Prompt:
Filter this data down to the lines that hold "Audience", and copy them.

App and web page records:
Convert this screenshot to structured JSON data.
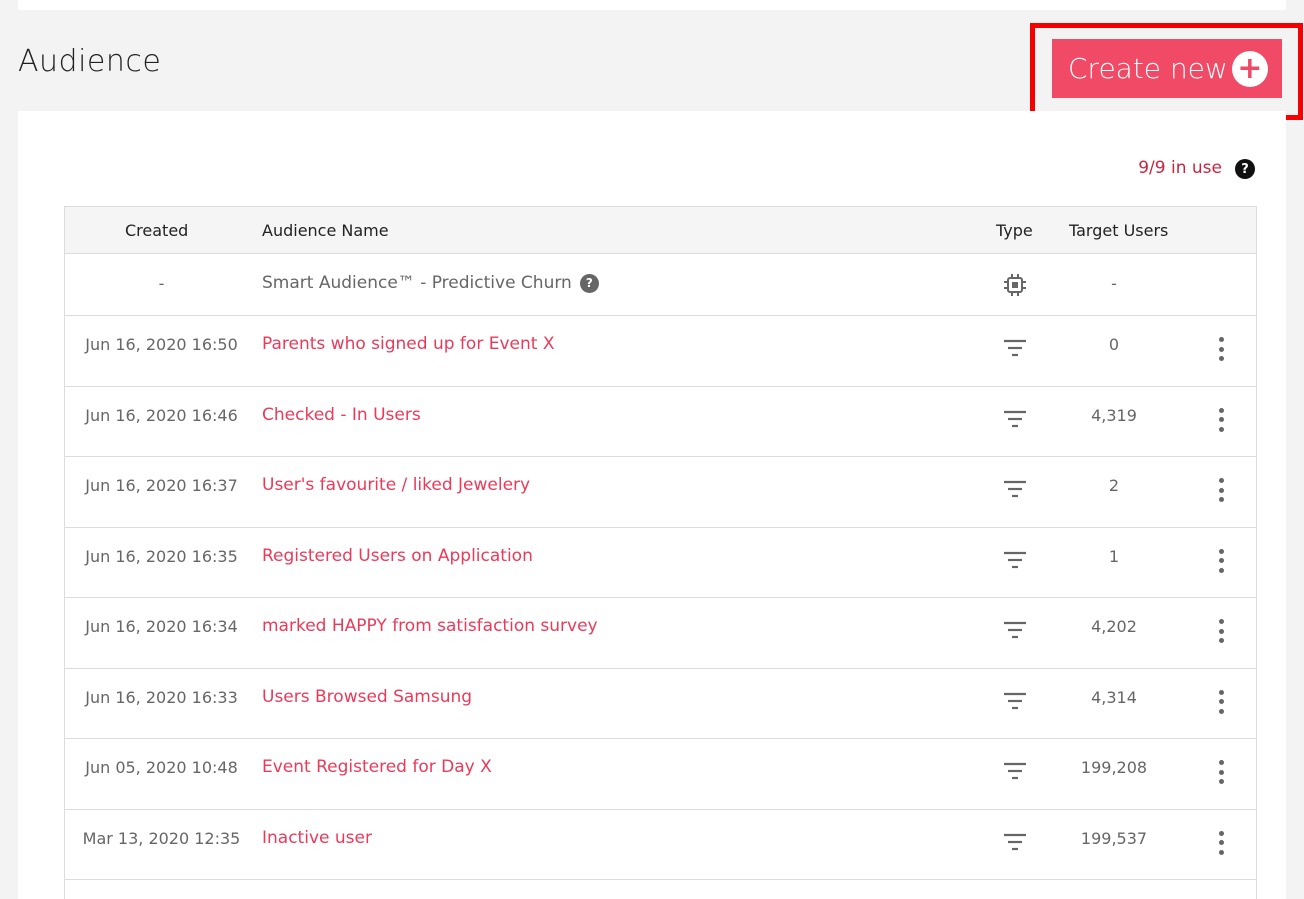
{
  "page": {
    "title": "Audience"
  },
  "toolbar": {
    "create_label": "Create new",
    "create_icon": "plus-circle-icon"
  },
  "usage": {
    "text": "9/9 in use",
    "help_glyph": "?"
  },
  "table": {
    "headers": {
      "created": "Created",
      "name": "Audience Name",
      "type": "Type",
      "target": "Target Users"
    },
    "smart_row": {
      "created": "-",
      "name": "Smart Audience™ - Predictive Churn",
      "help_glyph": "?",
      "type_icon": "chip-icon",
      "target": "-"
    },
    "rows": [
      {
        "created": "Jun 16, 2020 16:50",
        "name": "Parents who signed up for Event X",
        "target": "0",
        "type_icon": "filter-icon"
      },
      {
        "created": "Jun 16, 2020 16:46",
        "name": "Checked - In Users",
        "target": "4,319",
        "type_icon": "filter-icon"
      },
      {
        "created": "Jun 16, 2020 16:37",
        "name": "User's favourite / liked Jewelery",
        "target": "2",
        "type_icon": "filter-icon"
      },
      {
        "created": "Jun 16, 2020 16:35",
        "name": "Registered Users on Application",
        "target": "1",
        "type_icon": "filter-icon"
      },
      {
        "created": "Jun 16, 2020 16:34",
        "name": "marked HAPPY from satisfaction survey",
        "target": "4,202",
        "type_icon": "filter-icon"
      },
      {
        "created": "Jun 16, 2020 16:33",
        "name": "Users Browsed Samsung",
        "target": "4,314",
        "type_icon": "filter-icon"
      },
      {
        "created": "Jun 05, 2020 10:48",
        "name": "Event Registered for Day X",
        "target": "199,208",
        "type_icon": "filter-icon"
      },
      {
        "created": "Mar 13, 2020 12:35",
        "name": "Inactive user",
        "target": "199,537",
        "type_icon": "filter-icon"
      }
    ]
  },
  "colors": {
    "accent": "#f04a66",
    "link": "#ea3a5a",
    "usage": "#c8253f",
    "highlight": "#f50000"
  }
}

Expected answer:
    "title": "Audience"
      "name": "Audience Name",
      "name": "Smart Audience™ - Predictive Churn",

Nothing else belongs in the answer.